[Opening Data section]

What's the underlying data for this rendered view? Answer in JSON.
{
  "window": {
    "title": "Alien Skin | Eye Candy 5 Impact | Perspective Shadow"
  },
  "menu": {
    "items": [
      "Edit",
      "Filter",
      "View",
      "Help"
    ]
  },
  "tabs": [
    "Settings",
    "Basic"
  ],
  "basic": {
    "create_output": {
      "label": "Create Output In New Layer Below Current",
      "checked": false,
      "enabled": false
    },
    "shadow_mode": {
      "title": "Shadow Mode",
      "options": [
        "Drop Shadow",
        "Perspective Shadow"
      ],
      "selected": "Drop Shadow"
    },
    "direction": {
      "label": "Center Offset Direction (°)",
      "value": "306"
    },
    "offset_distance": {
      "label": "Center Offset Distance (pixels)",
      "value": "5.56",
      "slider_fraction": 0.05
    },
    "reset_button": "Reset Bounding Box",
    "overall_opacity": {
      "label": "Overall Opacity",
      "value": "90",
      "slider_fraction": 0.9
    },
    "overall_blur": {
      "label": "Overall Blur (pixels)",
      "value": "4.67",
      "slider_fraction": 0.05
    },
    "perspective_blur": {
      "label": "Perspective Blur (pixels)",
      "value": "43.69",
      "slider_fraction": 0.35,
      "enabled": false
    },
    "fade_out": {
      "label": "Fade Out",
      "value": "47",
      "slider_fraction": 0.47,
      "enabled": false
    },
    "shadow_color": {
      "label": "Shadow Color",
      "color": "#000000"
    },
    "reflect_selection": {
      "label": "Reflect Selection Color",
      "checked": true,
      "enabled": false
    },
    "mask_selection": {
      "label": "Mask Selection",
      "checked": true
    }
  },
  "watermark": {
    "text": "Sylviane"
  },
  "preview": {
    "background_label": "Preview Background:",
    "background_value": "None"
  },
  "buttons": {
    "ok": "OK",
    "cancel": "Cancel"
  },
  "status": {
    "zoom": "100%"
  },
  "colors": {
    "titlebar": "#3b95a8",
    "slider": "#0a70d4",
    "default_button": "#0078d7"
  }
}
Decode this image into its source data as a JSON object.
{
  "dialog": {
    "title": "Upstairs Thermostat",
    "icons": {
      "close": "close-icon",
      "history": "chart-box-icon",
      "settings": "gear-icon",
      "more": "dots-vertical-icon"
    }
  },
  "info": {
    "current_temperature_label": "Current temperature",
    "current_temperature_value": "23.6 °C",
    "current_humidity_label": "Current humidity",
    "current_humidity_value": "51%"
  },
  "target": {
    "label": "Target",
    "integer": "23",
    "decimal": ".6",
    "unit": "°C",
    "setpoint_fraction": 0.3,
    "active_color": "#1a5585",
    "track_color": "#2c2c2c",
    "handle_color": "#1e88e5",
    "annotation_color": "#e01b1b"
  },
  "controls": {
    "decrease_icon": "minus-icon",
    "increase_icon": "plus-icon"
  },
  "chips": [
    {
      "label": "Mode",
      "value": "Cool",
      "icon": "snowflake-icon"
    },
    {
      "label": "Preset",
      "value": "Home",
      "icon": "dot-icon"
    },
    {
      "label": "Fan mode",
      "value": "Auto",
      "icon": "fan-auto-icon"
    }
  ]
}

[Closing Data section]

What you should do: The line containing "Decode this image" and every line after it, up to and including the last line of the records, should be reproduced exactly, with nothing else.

Solution for this task:
Decode this image into its source data as a JSON object.
{
  "dialog": {
    "title": "Upstairs Thermostat",
    "icons": {
      "close": "close-icon",
      "history": "chart-box-icon",
      "settings": "gear-icon",
      "more": "dots-vertical-icon"
    }
  },
  "info": {
    "current_temperature_label": "Current temperature",
    "current_temperature_value": "23.6 °C",
    "current_humidity_label": "Current humidity",
    "current_humidity_value": "51%"
  },
  "target": {
    "label": "Target",
    "integer": "23",
    "decimal": ".6",
    "unit": "°C",
    "setpoint_fraction": 0.3,
    "active_color": "#1a5585",
    "track_color": "#2c2c2c",
    "handle_color": "#1e88e5",
    "annotation_color": "#e01b1b"
  },
  "controls": {
    "decrease_icon": "minus-icon",
    "increase_icon": "plus-icon"
  },
  "chips": [
    {
      "label": "Mode",
      "value": "Cool",
      "icon": "snowflake-icon"
    },
    {
      "label": "Preset",
      "value": "Home",
      "icon": "dot-icon"
    },
    {
      "label": "Fan mode",
      "value": "Auto",
      "icon": "fan-auto-icon"
    }
  ]
}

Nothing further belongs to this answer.